Goldsborough is a rural locality 6 km north-west of Dunolly and 170 km north-west of Melbourne.
Goldsborough is the site of the Dunolly homestead built by the pastoralist Archibald McDougall. When the Dunolly township was formed in 1857 the homestead site was known as Old Dunolly. It was renamed Goldsborough, not because of the gold discovery there in 1855, but after the leasehold pastoralist, Richard Goldsborough, who later was a partner in the woolbroking firm, Goldsborough Mort and Co.

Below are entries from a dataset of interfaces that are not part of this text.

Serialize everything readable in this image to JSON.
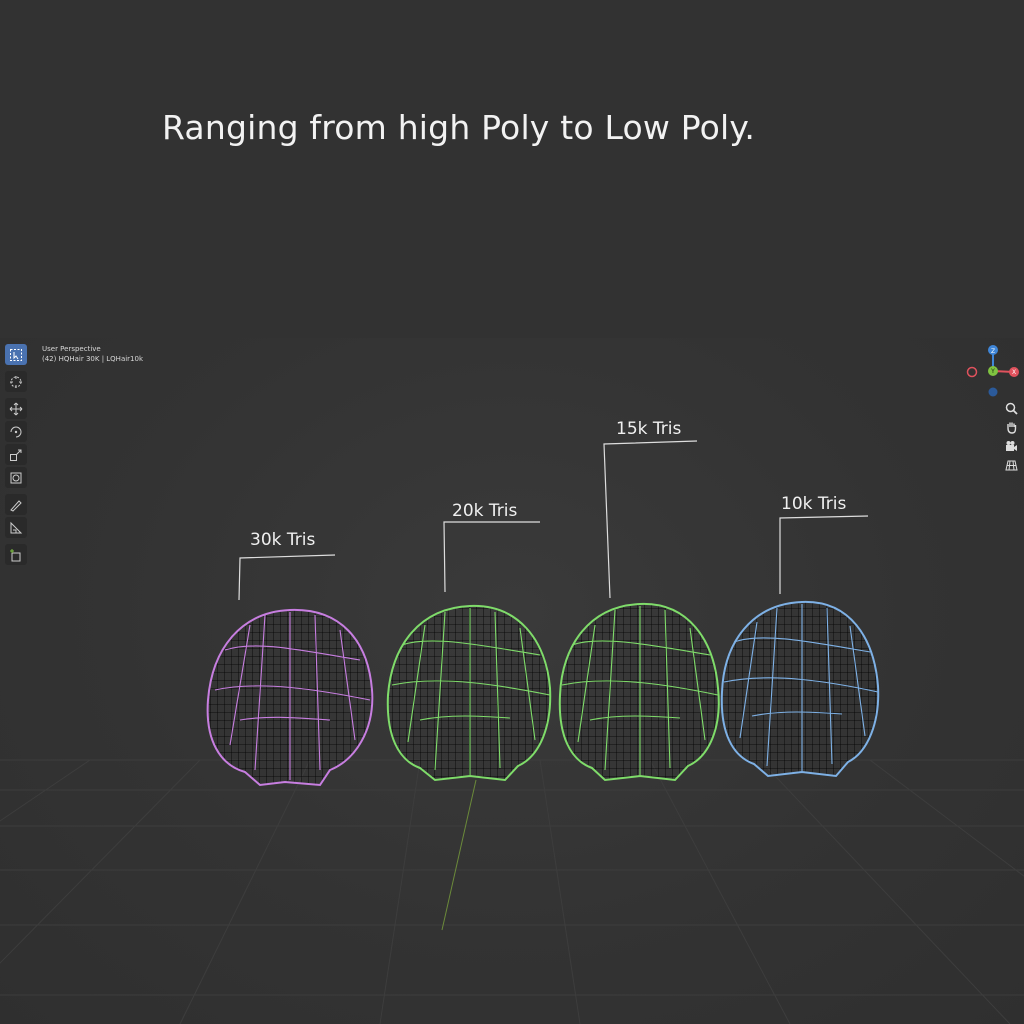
{
  "headline": "Ranging from high Poly to Low Poly.",
  "viewport": {
    "view_name": "User Perspective",
    "object_info": "(42) HQHair 30K | LQHair10k"
  },
  "toolbar": {
    "tools": [
      "select-box-icon",
      "cursor-icon",
      "move-icon",
      "rotate-icon",
      "scale-icon",
      "transform-icon",
      "annotate-icon",
      "measure-icon",
      "add-cube-icon"
    ]
  },
  "gizmo": {
    "z_label": "Z",
    "y_label": "Y",
    "x_label": "X"
  },
  "nav_icons": [
    "zoom-icon",
    "pan-hand-icon",
    "camera-icon",
    "ortho-grid-icon"
  ],
  "meshes": [
    {
      "label": "30k Tris",
      "color": "#c77ee0"
    },
    {
      "label": "20k Tris",
      "color": "#7fdc6a"
    },
    {
      "label": "15k Tris",
      "color": "#7fdc6a"
    },
    {
      "label": "10k Tris",
      "color": "#7eb1e6"
    }
  ],
  "colors": {
    "background": "#323232",
    "active_tool": "#4a72b0",
    "x_axis": "#e0525d",
    "y_axis": "#7fc341",
    "z_axis": "#3f86d8"
  }
}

The Goldsborough township was surveyed and allotments sold at about the time of the gold discovery. Gold-bearing reefs ran generally northwards from Goldsborough to Moliagul, and the town of Inkerman was about 3 km north of Goldsborough. A school was opened at Inkerman in 1860 for children there as well as from Goldsborough. When the school population required rebuilding of the school in 1882 it was moved to Goldsborough where the majority of the population resided.
There were two hotels and a Wesleyan church recorded at Goldsborough in the mid-1860s. The Queen's Birthday reef was profitably worked from 1865 to 1896, and the Belgian and Perseverence reefs also had long lives and were reworked in the 1920s-30s. Goldsborough railway station was on the Dunolly-Bealiba line (1878). In 1903 Goldsborough was described in the Australian handbook:

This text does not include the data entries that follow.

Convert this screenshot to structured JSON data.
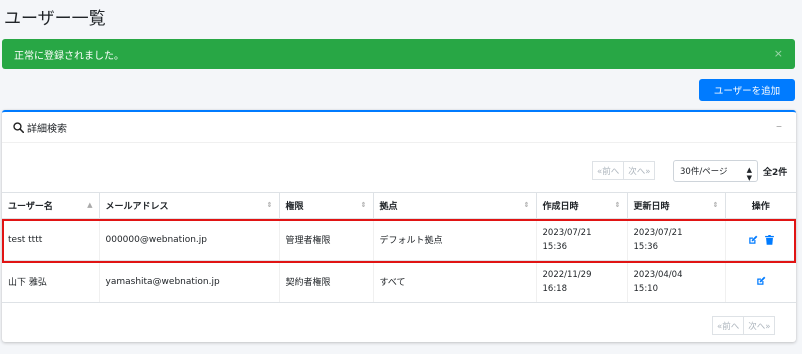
{
  "page": {
    "title": "ユーザー一覧"
  },
  "alert": {
    "message": "正常に登録されました。",
    "close": "×",
    "color": "#28a745"
  },
  "toolbar": {
    "add_user_label": "ユーザーを追加"
  },
  "search": {
    "title": "詳細検索",
    "collapse": "–"
  },
  "pagination": {
    "prev": "«前へ",
    "next": "次へ»",
    "per_page": "30件/ページ",
    "total": "全2件"
  },
  "table": {
    "headers": {
      "name": "ユーザー名",
      "email": "メールアドレス",
      "role": "権限",
      "base": "拠点",
      "created": "作成日時",
      "updated": "更新日時",
      "actions": "操作"
    },
    "rows": [
      {
        "name": "test tttt",
        "email": "000000@webnation.jp",
        "role": "管理者権限",
        "base": "デフォルト拠点",
        "created_date": "2023/07/21",
        "created_time": "15:36",
        "updated_date": "2023/07/21",
        "updated_time": "15:36"
      },
      {
        "name": "山下 雅弘",
        "email": "yamashita@webnation.jp",
        "role": "契約者権限",
        "base": "すべて",
        "created_date": "2022/11/29",
        "created_time": "16:18",
        "updated_date": "2023/04/04",
        "updated_time": "15:10"
      }
    ]
  },
  "colors": {
    "primary": "#007bff",
    "highlight": "#e11414"
  },
  "icons": {
    "search": "search-icon",
    "edit": "edit-icon",
    "delete": "trash-icon"
  }
}
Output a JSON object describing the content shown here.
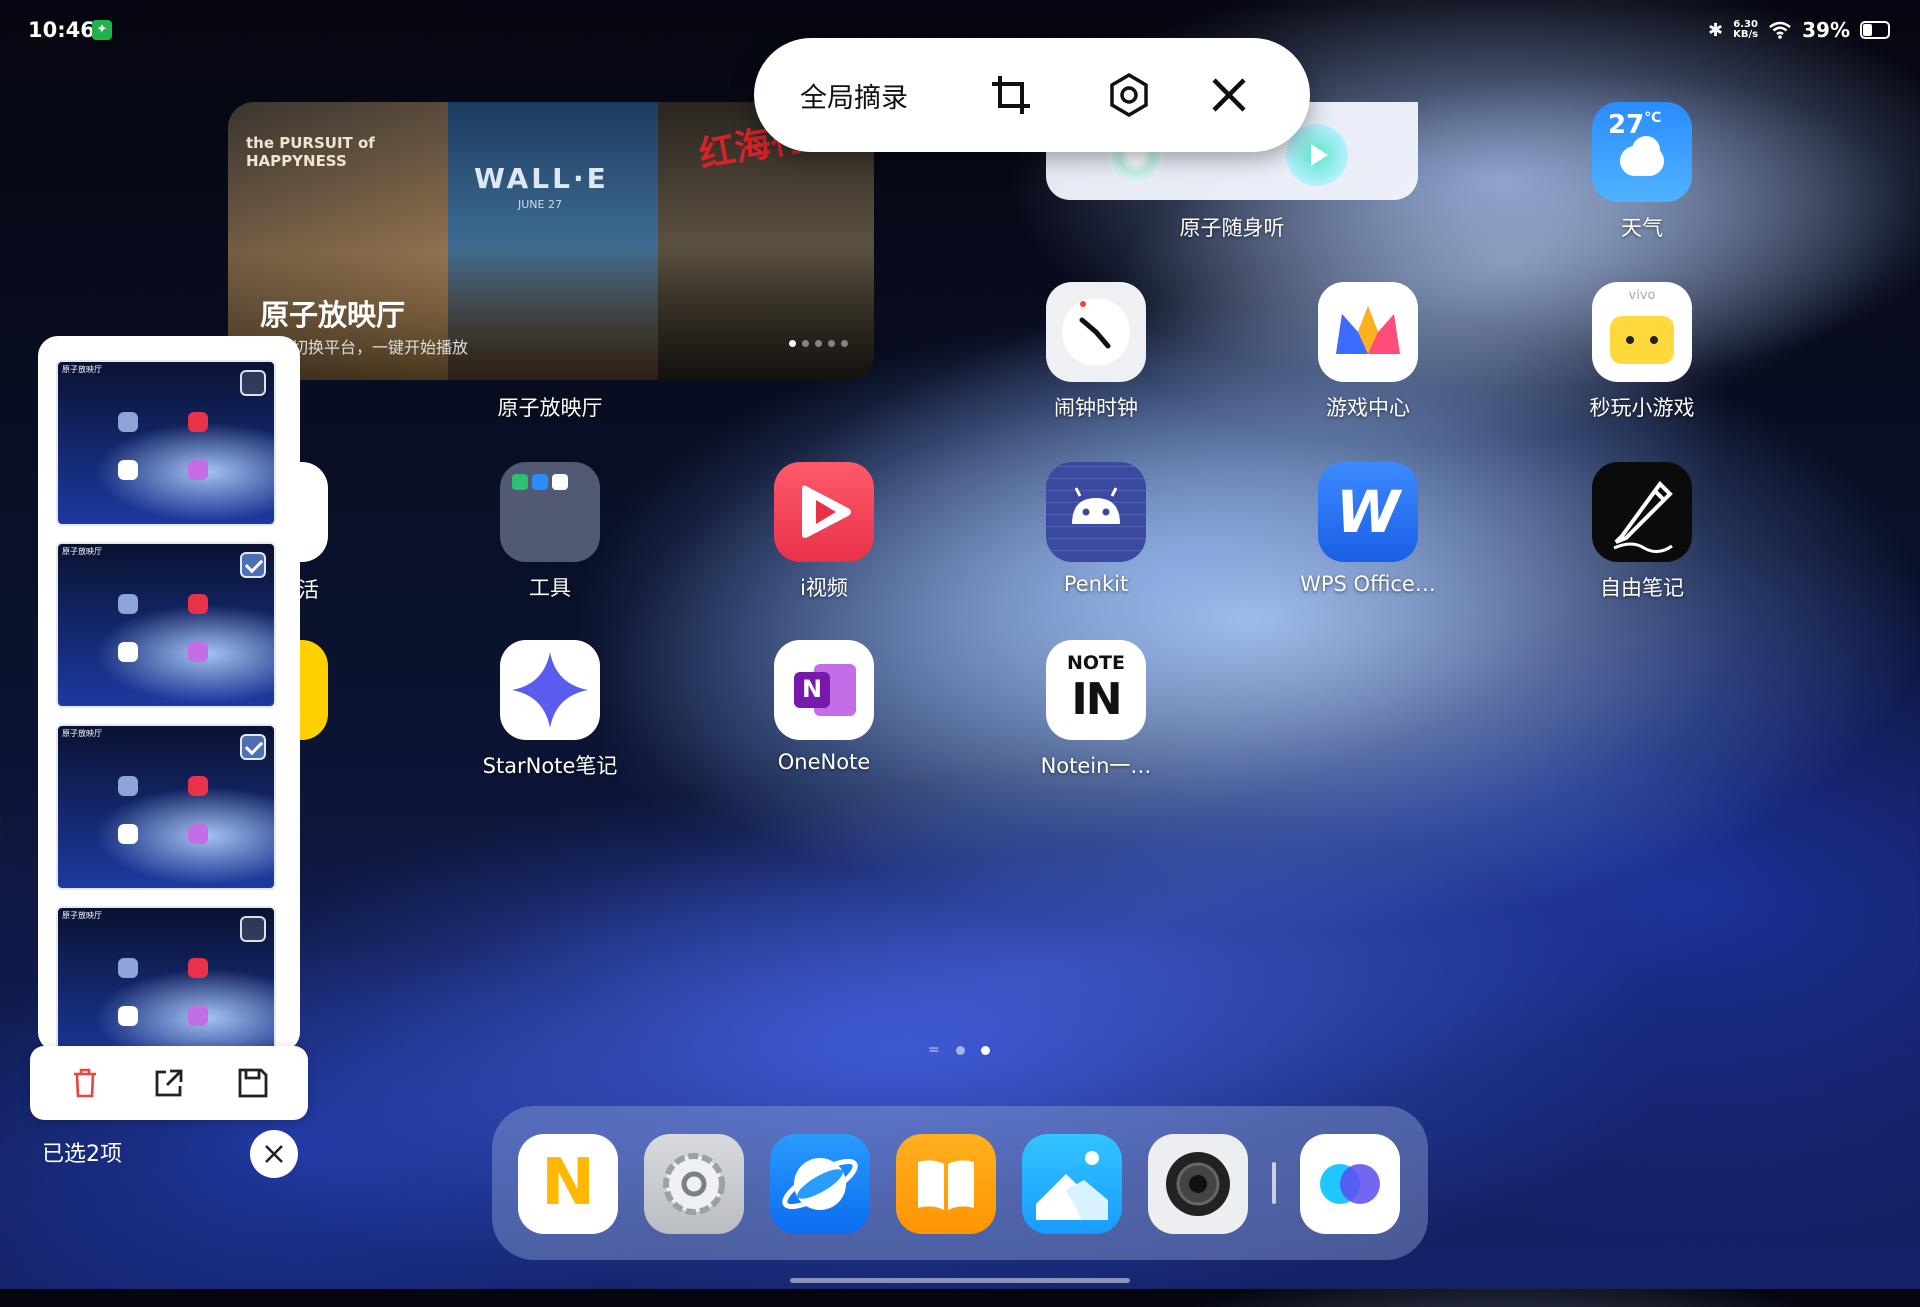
{
  "status_bar": {
    "time": "10:46",
    "net_speed_value": "6.30",
    "net_speed_unit": "KB/s",
    "battery": "39%",
    "battery_level": 0.39
  },
  "capture_toolbar": {
    "label": "全局摘录",
    "icons": [
      "crop-icon",
      "settings-icon",
      "close-icon"
    ]
  },
  "movie_widget": {
    "title": "原子放映厅",
    "subtitle": "多端切换平台，一键开始播放",
    "posters": [
      "the PURSUIT of HAPPYNESS",
      "WALL·E",
      "红海行动"
    ],
    "wall_e_logo": "WALL·E",
    "wall_e_date": "JUNE 27",
    "label": "原子放映厅"
  },
  "music_widget": {
    "label": "原子随身听"
  },
  "apps": [
    {
      "label": "天气",
      "icon": "weather-icon",
      "temp": "27",
      "unit": "℃"
    },
    {
      "label": "闹钟时钟",
      "icon": "clock-icon"
    },
    {
      "label": "游戏中心",
      "icon": "game-center-icon"
    },
    {
      "label": "秒玩小游戏",
      "icon": "mini-games-icon",
      "brand": "vivo"
    },
    {
      "label": "工具",
      "icon": "tools-folder-icon"
    },
    {
      "label": "i视频",
      "icon": "video-play-icon"
    },
    {
      "label": "Penkit",
      "icon": "android-icon"
    },
    {
      "label": "WPS Office…",
      "icon": "wps-icon",
      "glyph": "W"
    },
    {
      "label": "自由笔记",
      "icon": "pen-icon"
    },
    {
      "label": "StarNote笔记",
      "icon": "star-icon"
    },
    {
      "label": "OneNote",
      "icon": "onenote-icon",
      "glyph": "N"
    },
    {
      "label": "Notein一…",
      "icon": "notein-icon",
      "glyph": "NOTE",
      "glyph2": "IN"
    }
  ],
  "partial_left_apps": [
    {
      "label": "活"
    }
  ],
  "dock": [
    {
      "name": "notes-app",
      "icon": "n-notes-icon",
      "glyph": "N"
    },
    {
      "name": "settings-app",
      "icon": "gear-icon"
    },
    {
      "name": "browser-app",
      "icon": "browser-icon"
    },
    {
      "name": "books-app",
      "icon": "book-icon"
    },
    {
      "name": "gallery-app",
      "icon": "photo-icon"
    },
    {
      "name": "camera-app",
      "icon": "camera-icon"
    },
    {
      "name": "recent-app",
      "icon": "circles-icon"
    }
  ],
  "selection_tray": {
    "thumbnails": [
      {
        "checked": false,
        "caption": "原子放映厅"
      },
      {
        "checked": true,
        "caption": "原子放映厅"
      },
      {
        "checked": true,
        "caption": "原子放映厅"
      },
      {
        "checked": false,
        "caption": "原子放映厅"
      }
    ],
    "actions": [
      "delete-icon",
      "share-icon",
      "save-icon"
    ],
    "selected_text": "已选2项"
  },
  "colors": {
    "accent_red": "#e8453c",
    "toolbar_bg": "#ffffff"
  }
}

Goldsborough's census population fell from over 800 to 150 during 1881-1901. It thereafter mainly followed pastoral pursuits. The school closed in 1959.
Goldsborough's census populations were:
R.L Carless, Golden memories, Dunolly, 1983, 2001